Big Data Analysis with Scala and Spark
Manipulating big data distributed over a cluster using functional concepts is rampant in industry, and is arguably one of the first widespread industrial uses of functional ideas. This is evidenced by the popularity of MapReduce and Hadoop, and most recently Apache Spark, a fast, in-memory distributed collections framework written in Scala. In this course, we'll see how the data parallel paradigm can be extended to the distributed case, using Spark throughout. We'll cover Spark's programming model in detail, being careful to understand how and when it differs from familiar programming models, like shared-memory parallel collections or sequential Scala collections. Through hands-on examples in Spark and Scala, we'll learn when important issues related to distribution like latency and network communication should be considered and how they can be addressed effectively for improved performance.
Learning Outcomes. By the end of this course you will be able to:

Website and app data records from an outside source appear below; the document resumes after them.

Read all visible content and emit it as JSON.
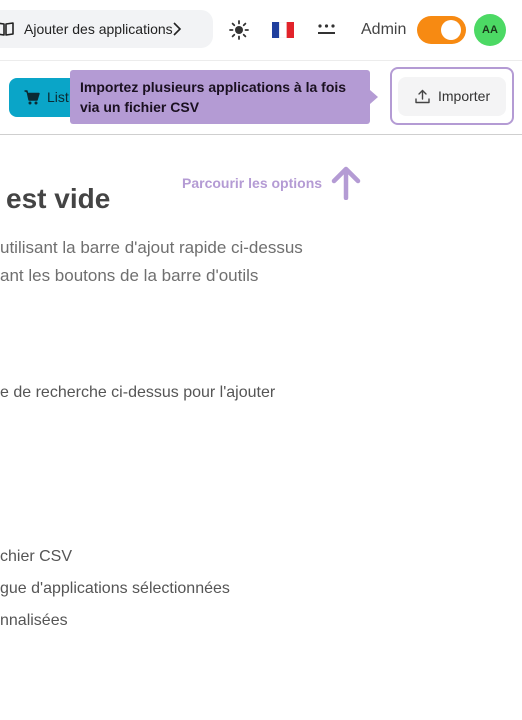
{
  "header": {
    "add_apps_label": "Ajouter des applications",
    "user_label": "Admin",
    "avatar_initials": "AA",
    "theme_icon": "sun-icon",
    "language_flag": "🇫🇷",
    "toggle_on": true
  },
  "toolbar": {
    "list_label": "List",
    "tooltip_text": "Importez plusieurs applications à la fois via un fichier CSV",
    "import_label": "Importer"
  },
  "main": {
    "browse_hint": "Parcourir les options",
    "title": " est vide",
    "lines": [
      "utilisant la barre d'ajout rapide ci-dessus",
      "ant les boutons de la barre d'outils"
    ],
    "search_hint": "e de recherche ci-dessus pour l'ajouter",
    "options": [
      "chier CSV",
      "gue d'applications sélectionnées",
      "nnalisées"
    ]
  },
  "colors": {
    "accent_purple": "#b49bd4",
    "list_button": "#0aa5c8",
    "toggle": "#f78a12",
    "avatar": "#4cd964"
  }
}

- read data from persistent storage and load it into Apache Spark,
- manipulate data with Spark and Scala,
- express algorithms for data analysis in a functional style,
- recognize how to avoid shuffles and recomputation in Spark,
Getting Started + Spark Basics
-Get up and running with Scala on your computer. Complete an example assignment to familiarize yourself with our unique way of submitting assignments. In this week, we'll bridge the gap between data parallelism in the shared memory scenario (learned in the Parallel Programming course, prerequisite) and the distributed scenario. We'll look at important concerns that arise in distributed systems, like latency and failure. We'll go on to cover the basics of Spark, a functionally-oriented framework for big data processing in Scala. We'll end the first week by exercising what we learned about Spark by immediately getting our hands dirty analyzing a real-world data set.
Reduction Operations & Distributed Key-Value Pairs
-This week, we'll look at a special kind of RDD called pair RDDs. With this specialized kind of RDD in hand, we'll cover essential operations on large data sets, such as reductions and joins.
Partitioning and Shuffling
-This week we'll look at some of the performance implications of using operations like joins. Is it possible to get the same result without having to pay for the overhead of moving data over the network? We'll answer this question by delving into how we can partition our data to achieve better data locality, in turn optimizing some of our Spark jobs.
Structured data: SQL, Dataframes, and Datasets
-With our newfound understanding of the cost of data movement in a Spark job, and some experience optimizing jobs for data locality last week, this week we'll focus on how we can more easily achieve similar optimizations. Can structured data help us? We'll look at Spark SQL and its powerful optimizer which uses structure to apply impressive optimizations. We'll move on to cover DataFrames and Datasets, which give us a way to mix RDDs with the powerful automatic optimizations behind Spark SQL.